These Terms shall be governed by and construed in accordance with the laws of England and Wales and you irrevocably submit to the exclusive jurisdiction of the courts of England and Wales to settle any dispute which may arise out of or in connection with these Terms. If you live outside the United Kingdom, English law shall apply only to the extent that English law shall not deprive you of any legal protection accorded in accordance with the law of the place where you are habitually resident ("Local Law"). In the event English law deprives you of any legal protection which is accorded to you under Local Law, then these terms shall be governed by Local Law and any dispute or claim arising out of or in connection with these Terms shall be subject to the non-exclusive jurisdiction of the courts where you are habitually resident.

You may print and keep a copy of these Terms, which form the entire agreement between you and Mondaq and supersede any other communications or advertising in respect of the Service and/or the Website.

No delay in exercising or non-exercise by you and/or Mondaq of any of its rights under or in connection with these Terms shall operate as a waiver or release of each of your or Mondaq’s right. Rather, any such waiver or release must be specifically granted in writing signed by the party granting it.

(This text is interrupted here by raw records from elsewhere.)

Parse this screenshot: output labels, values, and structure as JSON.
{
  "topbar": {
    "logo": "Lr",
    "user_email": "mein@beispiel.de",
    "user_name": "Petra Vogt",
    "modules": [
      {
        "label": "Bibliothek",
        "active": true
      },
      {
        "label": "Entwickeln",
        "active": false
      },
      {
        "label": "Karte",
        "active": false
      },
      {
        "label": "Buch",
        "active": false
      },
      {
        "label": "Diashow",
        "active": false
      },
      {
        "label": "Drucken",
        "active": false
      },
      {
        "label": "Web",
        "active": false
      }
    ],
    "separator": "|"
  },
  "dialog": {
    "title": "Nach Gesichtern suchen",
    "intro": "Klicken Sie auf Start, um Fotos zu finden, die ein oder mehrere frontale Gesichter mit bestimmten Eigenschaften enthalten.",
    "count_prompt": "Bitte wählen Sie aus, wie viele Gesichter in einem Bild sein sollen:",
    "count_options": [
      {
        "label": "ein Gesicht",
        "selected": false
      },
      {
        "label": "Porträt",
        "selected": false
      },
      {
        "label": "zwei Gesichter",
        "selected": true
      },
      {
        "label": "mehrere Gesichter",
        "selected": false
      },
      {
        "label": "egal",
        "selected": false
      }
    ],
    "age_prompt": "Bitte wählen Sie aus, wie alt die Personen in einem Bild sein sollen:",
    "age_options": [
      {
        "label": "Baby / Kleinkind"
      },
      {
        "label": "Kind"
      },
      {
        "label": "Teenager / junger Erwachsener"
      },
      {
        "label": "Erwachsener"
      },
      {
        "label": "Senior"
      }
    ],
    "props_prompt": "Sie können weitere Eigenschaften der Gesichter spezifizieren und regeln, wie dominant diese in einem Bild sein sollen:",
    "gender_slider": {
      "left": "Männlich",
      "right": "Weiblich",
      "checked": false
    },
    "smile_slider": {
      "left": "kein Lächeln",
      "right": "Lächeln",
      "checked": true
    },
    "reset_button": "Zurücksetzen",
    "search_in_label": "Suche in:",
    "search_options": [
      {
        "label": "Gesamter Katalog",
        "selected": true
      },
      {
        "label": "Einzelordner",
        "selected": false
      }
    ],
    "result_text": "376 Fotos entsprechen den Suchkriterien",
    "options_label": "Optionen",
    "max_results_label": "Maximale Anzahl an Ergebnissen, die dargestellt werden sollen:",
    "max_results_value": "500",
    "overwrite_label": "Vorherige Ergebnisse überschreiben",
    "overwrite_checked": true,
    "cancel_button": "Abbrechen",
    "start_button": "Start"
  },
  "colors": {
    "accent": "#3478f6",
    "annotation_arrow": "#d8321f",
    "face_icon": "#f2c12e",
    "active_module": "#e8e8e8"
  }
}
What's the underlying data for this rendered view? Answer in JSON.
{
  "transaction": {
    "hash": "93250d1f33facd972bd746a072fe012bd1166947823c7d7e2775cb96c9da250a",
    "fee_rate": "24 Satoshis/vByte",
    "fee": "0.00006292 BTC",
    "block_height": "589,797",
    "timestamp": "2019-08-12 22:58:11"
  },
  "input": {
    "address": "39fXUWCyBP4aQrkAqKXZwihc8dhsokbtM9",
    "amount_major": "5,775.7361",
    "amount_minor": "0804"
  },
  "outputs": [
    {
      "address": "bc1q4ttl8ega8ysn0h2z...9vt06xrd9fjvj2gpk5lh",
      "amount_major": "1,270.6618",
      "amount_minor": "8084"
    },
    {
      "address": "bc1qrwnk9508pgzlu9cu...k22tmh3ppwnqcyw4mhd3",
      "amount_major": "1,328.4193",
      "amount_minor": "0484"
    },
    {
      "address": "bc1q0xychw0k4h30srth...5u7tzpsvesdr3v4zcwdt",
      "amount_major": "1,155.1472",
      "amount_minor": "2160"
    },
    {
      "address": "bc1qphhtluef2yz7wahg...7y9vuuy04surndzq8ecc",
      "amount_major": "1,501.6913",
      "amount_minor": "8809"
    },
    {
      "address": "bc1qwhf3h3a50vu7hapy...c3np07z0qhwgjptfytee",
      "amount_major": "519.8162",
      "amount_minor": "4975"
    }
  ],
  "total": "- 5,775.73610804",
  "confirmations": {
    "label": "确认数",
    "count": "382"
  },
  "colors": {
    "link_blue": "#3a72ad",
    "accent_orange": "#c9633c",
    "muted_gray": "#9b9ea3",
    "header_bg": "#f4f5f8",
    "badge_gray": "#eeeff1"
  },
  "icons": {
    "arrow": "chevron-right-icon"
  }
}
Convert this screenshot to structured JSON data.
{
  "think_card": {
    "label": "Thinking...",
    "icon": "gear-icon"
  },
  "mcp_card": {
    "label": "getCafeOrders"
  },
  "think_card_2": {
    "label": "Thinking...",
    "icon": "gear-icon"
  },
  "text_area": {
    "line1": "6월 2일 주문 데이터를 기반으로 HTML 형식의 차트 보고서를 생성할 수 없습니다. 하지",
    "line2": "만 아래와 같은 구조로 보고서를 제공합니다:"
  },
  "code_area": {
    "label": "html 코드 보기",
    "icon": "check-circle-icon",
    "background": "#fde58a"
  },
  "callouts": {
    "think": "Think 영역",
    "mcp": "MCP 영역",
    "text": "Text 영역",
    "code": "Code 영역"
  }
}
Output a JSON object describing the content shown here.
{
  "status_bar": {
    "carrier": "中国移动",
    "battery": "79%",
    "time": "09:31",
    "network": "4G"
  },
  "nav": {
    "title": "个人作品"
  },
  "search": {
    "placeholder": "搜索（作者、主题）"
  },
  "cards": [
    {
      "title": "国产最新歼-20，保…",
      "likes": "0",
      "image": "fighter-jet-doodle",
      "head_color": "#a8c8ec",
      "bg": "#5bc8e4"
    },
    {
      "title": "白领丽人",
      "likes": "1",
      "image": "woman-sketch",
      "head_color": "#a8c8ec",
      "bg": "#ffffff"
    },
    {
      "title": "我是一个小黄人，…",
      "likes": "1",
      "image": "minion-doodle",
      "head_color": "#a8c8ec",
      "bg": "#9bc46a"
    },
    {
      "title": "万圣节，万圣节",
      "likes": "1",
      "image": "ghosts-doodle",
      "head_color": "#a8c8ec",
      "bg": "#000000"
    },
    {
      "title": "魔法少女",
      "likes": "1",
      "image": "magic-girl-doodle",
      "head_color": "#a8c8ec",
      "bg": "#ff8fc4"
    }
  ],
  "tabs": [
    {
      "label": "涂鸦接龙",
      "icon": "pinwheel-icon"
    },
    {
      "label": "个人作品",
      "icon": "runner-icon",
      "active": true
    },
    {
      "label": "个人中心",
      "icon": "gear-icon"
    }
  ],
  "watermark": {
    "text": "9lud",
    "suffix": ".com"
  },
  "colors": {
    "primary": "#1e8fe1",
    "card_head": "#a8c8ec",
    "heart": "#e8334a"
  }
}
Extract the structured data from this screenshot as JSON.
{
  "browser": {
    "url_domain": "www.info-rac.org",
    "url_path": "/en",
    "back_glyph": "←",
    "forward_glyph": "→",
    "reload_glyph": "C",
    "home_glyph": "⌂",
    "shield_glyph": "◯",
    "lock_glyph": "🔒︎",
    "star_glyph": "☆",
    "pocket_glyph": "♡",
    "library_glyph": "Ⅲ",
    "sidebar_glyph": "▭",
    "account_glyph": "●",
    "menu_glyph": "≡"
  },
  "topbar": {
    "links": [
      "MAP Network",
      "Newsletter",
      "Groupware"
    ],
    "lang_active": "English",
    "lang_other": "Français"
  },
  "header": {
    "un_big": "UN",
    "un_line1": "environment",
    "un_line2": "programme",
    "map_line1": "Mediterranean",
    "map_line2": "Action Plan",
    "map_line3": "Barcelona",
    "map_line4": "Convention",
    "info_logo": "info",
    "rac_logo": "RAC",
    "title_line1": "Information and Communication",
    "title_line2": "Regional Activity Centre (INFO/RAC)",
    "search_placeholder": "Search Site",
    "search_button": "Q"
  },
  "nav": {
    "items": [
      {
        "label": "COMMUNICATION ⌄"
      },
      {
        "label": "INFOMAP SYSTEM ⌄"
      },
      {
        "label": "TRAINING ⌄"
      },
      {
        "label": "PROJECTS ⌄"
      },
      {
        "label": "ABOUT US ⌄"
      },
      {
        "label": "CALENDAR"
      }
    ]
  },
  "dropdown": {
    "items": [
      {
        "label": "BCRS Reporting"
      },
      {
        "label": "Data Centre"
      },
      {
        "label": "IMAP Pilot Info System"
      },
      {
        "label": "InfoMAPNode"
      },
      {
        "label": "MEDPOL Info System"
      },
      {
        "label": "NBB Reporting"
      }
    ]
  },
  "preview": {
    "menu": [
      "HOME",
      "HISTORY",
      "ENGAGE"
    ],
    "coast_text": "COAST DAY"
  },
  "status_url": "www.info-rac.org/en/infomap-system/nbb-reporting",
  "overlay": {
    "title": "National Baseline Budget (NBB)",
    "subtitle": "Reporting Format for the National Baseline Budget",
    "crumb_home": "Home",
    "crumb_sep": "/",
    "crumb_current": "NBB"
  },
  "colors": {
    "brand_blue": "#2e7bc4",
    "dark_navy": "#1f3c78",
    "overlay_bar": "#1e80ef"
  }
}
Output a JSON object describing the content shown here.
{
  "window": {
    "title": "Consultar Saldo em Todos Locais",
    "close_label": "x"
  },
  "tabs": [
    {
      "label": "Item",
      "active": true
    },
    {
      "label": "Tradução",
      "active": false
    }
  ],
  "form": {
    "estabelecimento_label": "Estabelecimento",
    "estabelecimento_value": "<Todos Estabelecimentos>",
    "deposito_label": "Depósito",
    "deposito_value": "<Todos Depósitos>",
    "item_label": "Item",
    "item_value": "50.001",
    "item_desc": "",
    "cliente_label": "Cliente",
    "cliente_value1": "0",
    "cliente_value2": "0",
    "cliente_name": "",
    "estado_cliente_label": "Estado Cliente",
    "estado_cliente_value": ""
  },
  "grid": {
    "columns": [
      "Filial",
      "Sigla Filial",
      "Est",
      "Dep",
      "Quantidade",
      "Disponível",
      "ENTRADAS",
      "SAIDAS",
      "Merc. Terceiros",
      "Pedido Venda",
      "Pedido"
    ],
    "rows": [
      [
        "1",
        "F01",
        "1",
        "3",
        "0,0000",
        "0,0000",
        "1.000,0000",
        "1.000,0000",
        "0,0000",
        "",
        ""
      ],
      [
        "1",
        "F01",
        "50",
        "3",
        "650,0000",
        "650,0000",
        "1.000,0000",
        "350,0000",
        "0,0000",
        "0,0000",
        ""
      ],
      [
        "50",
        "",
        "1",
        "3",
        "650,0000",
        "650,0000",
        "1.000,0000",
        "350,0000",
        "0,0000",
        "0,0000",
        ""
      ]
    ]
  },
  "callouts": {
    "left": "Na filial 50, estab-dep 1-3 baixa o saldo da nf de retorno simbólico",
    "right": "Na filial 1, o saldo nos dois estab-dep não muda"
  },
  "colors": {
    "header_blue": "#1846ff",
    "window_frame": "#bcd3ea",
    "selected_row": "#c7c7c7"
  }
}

If any part of these Terms is held unenforceable, that part shall be enforced to the maximum extent permissible so as to give effect to the intent of the parties, and the Terms shall continue in full force and effect.

Mondaq shall not incur any liability to you on account of any loss or damage resulting from any delay or failure to perform all or any part of these Terms if such delay or failure is caused, in whole or in part, by events, occurrences, or causes beyond the control of Mondaq. Such events, occurrences or causes will include, without limitation, acts of God, strikes, lockouts, server and network failure, riots, acts of war, earthquakes, fire and explosions.

By clicking Register you state you have read and agree to our Terms and Conditions